Work to be completed →
Provide the entries once more, identical in every word.
──────
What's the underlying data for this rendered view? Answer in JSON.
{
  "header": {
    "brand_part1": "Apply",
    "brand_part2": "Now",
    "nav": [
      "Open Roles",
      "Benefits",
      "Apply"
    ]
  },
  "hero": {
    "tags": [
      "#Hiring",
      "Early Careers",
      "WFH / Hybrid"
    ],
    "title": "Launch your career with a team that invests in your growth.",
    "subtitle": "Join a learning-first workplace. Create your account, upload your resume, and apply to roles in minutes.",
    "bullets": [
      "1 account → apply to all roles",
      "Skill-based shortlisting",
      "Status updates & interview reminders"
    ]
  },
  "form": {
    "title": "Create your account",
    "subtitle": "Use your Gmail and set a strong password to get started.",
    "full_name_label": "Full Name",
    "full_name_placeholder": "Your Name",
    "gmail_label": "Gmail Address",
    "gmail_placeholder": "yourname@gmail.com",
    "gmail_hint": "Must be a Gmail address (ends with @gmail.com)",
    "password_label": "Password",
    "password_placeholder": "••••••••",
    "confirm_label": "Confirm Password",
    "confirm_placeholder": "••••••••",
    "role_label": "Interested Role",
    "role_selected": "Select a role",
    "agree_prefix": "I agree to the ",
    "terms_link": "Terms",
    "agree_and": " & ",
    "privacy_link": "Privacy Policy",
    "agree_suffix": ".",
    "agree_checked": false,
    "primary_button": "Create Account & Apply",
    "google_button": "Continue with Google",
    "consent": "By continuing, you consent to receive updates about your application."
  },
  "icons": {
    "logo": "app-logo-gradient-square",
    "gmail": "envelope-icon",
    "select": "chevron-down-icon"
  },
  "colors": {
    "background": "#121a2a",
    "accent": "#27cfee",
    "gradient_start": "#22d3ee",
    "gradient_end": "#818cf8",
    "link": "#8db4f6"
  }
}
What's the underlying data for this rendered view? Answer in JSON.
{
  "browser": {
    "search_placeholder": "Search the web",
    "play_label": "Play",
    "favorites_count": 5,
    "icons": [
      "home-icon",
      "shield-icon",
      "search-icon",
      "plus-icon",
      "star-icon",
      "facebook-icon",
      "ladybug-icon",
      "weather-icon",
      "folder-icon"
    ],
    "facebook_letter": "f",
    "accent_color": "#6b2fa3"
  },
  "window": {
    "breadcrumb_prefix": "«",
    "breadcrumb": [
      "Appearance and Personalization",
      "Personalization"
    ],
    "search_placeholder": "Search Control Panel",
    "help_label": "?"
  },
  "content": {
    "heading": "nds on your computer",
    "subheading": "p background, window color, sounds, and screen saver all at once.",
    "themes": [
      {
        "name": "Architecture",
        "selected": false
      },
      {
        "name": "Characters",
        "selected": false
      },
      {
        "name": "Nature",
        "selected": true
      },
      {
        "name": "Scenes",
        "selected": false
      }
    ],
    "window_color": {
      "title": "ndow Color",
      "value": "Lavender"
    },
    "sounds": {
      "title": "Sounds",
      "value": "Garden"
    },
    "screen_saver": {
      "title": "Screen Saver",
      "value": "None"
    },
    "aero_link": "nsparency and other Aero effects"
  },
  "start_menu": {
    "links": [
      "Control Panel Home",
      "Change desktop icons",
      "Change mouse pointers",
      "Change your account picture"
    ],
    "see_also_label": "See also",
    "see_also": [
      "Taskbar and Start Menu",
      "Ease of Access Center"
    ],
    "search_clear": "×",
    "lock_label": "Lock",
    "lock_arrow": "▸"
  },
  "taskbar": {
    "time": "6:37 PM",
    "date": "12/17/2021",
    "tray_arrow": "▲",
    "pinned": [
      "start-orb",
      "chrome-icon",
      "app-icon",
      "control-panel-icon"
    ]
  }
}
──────
Your response →
What's the underlying data for this rendered view? Answer in JSON.
{
  "header": {
    "brand_part1": "Apply",
    "brand_part2": "Now",
    "nav": [
      "Open Roles",
      "Benefits",
      "Apply"
    ]
  },
  "hero": {
    "tags": [
      "#Hiring",
      "Early Careers",
      "WFH / Hybrid"
    ],
    "title": "Launch your career with a team that invests in your growth.",
    "subtitle": "Join a learning-first workplace. Create your account, upload your resume, and apply to roles in minutes.",
    "bullets": [
      "1 account → apply to all roles",
      "Skill-based shortlisting",
      "Status updates & interview reminders"
    ]
  },
  "form": {
    "title": "Create your account",
    "subtitle": "Use your Gmail and set a strong password to get started.",
    "full_name_label": "Full Name",
    "full_name_placeholder": "Your Name",
    "gmail_label": "Gmail Address",
    "gmail_placeholder": "yourname@gmail.com",
    "gmail_hint": "Must be a Gmail address (ends with @gmail.com)",
    "password_label": "Password",
    "password_placeholder": "••••••••",
    "confirm_label": "Confirm Password",
    "confirm_placeholder": "••••••••",
    "role_label": "Interested Role",
    "role_selected": "Select a role",
    "agree_prefix": "I agree to the ",
    "terms_link": "Terms",
    "agree_and": " & ",
    "privacy_link": "Privacy Policy",
    "agree_suffix": ".",
    "agree_checked": false,
    "primary_button": "Create Account & Apply",
    "google_button": "Continue with Google",
    "consent": "By continuing, you consent to receive updates about your application."
  },
  "icons": {
    "logo": "app-logo-gradient-square",
    "gmail": "envelope-icon",
    "select": "chevron-down-icon"
  },
  "colors": {
    "background": "#121a2a",
    "accent": "#27cfee",
    "gradient_start": "#22d3ee",
    "gradient_end": "#818cf8",
    "link": "#8db4f6"
  }
}
What's the underlying data for this rendered view? Answer in JSON.
{
  "browser": {
    "search_placeholder": "Search the web",
    "play_label": "Play",
    "favorites_count": 5,
    "icons": [
      "home-icon",
      "shield-icon",
      "search-icon",
      "plus-icon",
      "star-icon",
      "facebook-icon",
      "ladybug-icon",
      "weather-icon",
      "folder-icon"
    ],
    "facebook_letter": "f",
    "accent_color": "#6b2fa3"
  },
  "window": {
    "breadcrumb_prefix": "«",
    "breadcrumb": [
      "Appearance and Personalization",
      "Personalization"
    ],
    "search_placeholder": "Search Control Panel",
    "help_label": "?"
  },
  "content": {
    "heading": "nds on your computer",
    "subheading": "p background, window color, sounds, and screen saver all at once.",
    "themes": [
      {
        "name": "Architecture",
        "selected": false
      },
      {
        "name": "Characters",
        "selected": false
      },
      {
        "name": "Nature",
        "selected": true
      },
      {
        "name": "Scenes",
        "selected": false
      }
    ],
    "window_color": {
      "title": "ndow Color",
      "value": "Lavender"
    },
    "sounds": {
      "title": "Sounds",
      "value": "Garden"
    },
    "screen_saver": {
      "title": "Screen Saver",
      "value": "None"
    },
    "aero_link": "nsparency and other Aero effects"
  },
  "start_menu": {
    "links": [
      "Control Panel Home",
      "Change desktop icons",
      "Change mouse pointers",
      "Change your account picture"
    ],
    "see_also_label": "See also",
    "see_also": [
      "Taskbar and Start Menu",
      "Ease of Access Center"
    ],
    "search_clear": "×",
    "lock_label": "Lock",
    "lock_arrow": "▸"
  },
  "taskbar": {
    "time": "6:37 PM",
    "date": "12/17/2021",
    "tray_arrow": "▲",
    "pinned": [
      "start-orb",
      "chrome-icon",
      "app-icon",
      "control-panel-icon"
    ]
  }
}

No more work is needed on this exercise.